Exercise requirements> Please find the number of lines in the material below where the string "Searches" occurs, and give only that number.

Exercise material>
Segment Open
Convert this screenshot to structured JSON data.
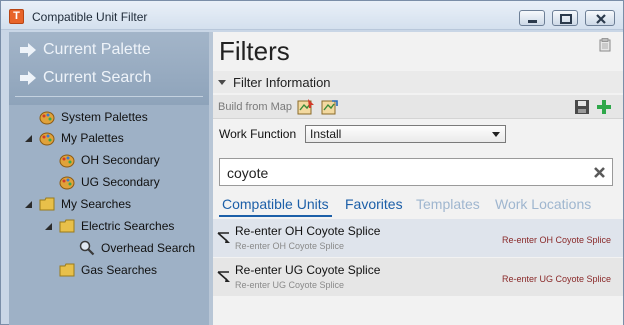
{
  "window": {
    "title": "Compatible Unit Filter",
    "app_icon_letter": "T"
  },
  "left_panel": {
    "nav": [
      {
        "label": "Current Palette"
      },
      {
        "label": "Current Search"
      }
    ],
    "tree": [
      {
        "label": "System Palettes",
        "icon": "palette-icon",
        "level": 0,
        "expander": "none"
      },
      {
        "label": "My Palettes",
        "icon": "palette-icon",
        "level": 0,
        "expander": "expanded"
      },
      {
        "label": "OH Secondary",
        "icon": "palette-icon",
        "level": 1,
        "expander": "none"
      },
      {
        "label": "UG Secondary",
        "icon": "palette-icon",
        "level": 1,
        "expander": "none"
      },
      {
        "label": "My Searches",
        "icon": "folder-icon",
        "level": 0,
        "expander": "expanded"
      },
      {
        "label": "Electric Searches",
        "icon": "folder-icon",
        "level": 1,
        "expander": "expanded"
      },
      {
        "label": "Overhead Search",
        "icon": "magnifier-icon",
        "level": 2,
        "expander": "none"
      },
      {
        "label": "Gas Searches",
        "icon": "folder-icon",
        "level": 1,
        "expander": "none"
      }
    ]
  },
  "right_panel": {
    "title": "Filters",
    "section_header": "Filter Information",
    "build_from_map_label": "Build from Map",
    "work_function_label": "Work Function",
    "work_function_value": "Install",
    "search_value": "coyote",
    "tabs": [
      {
        "label": "Compatible Units",
        "state": "active"
      },
      {
        "label": "Favorites",
        "state": "enabled"
      },
      {
        "label": "Templates",
        "state": "disabled"
      },
      {
        "label": "Work Locations",
        "state": "disabled"
      }
    ],
    "results": [
      {
        "title": "Re-enter OH Coyote Splice",
        "subtitle": "Re-enter OH Coyote Splice",
        "right_label": "Re-enter OH Coyote Splice",
        "selected": true
      },
      {
        "title": "Re-enter UG Coyote Splice",
        "subtitle": "Re-enter UG Coyote Splice",
        "right_label": "Re-enter UG Coyote Splice",
        "selected": false
      }
    ]
  },
  "colors": {
    "accent": "#1c5fa8",
    "disabled_tab": "#9fb6cf",
    "result_right_label": "#8a2a2a",
    "left_panel_bg": "#9eb1c6"
  }
}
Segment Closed
Written solution> 3